- _WHAT TO WORK ON_
Write down every entry below once more, exactly.

- _EXCERPTED RECORDS_
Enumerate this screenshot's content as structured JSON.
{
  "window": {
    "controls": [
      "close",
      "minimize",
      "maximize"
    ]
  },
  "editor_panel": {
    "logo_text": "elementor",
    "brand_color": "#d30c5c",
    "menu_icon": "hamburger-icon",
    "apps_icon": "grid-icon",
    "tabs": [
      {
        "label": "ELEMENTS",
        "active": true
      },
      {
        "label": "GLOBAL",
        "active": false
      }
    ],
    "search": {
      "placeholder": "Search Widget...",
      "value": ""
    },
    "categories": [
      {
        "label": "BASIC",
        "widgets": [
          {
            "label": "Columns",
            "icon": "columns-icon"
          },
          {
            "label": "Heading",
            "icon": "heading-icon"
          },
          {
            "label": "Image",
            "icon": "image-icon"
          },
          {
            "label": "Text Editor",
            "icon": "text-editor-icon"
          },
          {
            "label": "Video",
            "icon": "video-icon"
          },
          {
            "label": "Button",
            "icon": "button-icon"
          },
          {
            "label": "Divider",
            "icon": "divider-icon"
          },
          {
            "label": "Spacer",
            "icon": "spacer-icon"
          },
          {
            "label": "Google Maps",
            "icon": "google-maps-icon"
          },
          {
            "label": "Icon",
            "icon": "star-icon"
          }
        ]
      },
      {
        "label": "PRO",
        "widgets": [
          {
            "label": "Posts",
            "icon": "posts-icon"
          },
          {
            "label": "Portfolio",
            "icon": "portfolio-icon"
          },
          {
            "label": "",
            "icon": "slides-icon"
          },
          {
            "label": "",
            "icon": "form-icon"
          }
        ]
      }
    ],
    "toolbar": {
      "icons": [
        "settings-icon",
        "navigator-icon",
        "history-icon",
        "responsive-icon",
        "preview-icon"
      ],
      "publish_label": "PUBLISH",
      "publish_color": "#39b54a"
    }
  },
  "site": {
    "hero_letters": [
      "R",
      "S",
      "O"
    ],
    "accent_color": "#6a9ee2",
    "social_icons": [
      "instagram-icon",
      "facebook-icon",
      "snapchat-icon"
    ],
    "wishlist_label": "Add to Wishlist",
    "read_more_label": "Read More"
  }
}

- _RESULT BELOW_
Enumerate this screenshot's content as structured JSON.
{
  "window": {
    "controls": [
      "close",
      "minimize",
      "maximize"
    ]
  },
  "editor_panel": {
    "logo_text": "elementor",
    "brand_color": "#d30c5c",
    "menu_icon": "hamburger-icon",
    "apps_icon": "grid-icon",
    "tabs": [
      {
        "label": "ELEMENTS",
        "active": true
      },
      {
        "label": "GLOBAL",
        "active": false
      }
    ],
    "search": {
      "placeholder": "Search Widget...",
      "value": ""
    },
    "categories": [
      {
        "label": "BASIC",
        "widgets": [
          {
            "label": "Columns",
            "icon": "columns-icon"
          },
          {
            "label": "Heading",
            "icon": "heading-icon"
          },
          {
            "label": "Image",
            "icon": "image-icon"
          },
          {
            "label": "Text Editor",
            "icon": "text-editor-icon"
          },
          {
            "label": "Video",
            "icon": "video-icon"
          },
          {
            "label": "Button",
            "icon": "button-icon"
          },
          {
            "label": "Divider",
            "icon": "divider-icon"
          },
          {
            "label": "Spacer",
            "icon": "spacer-icon"
          },
          {
            "label": "Google Maps",
            "icon": "google-maps-icon"
          },
          {
            "label": "Icon",
            "icon": "star-icon"
          }
        ]
      },
      {
        "label": "PRO",
        "widgets": [
          {
            "label": "Posts",
            "icon": "posts-icon"
          },
          {
            "label": "Portfolio",
            "icon": "portfolio-icon"
          },
          {
            "label": "",
            "icon": "slides-icon"
          },
          {
            "label": "",
            "icon": "form-icon"
          }
        ]
      }
    ],
    "toolbar": {
      "icons": [
        "settings-icon",
        "navigator-icon",
        "history-icon",
        "responsive-icon",
        "preview-icon"
      ],
      "publish_label": "PUBLISH",
      "publish_color": "#39b54a"
    }
  },
  "site": {
    "hero_letters": [
      "R",
      "S",
      "O"
    ],
    "accent_color": "#6a9ee2",
    "social_icons": [
      "instagram-icon",
      "facebook-icon",
      "snapchat-icon"
    ],
    "wishlist_label": "Add to Wishlist",
    "read_more_label": "Read More"
  }
}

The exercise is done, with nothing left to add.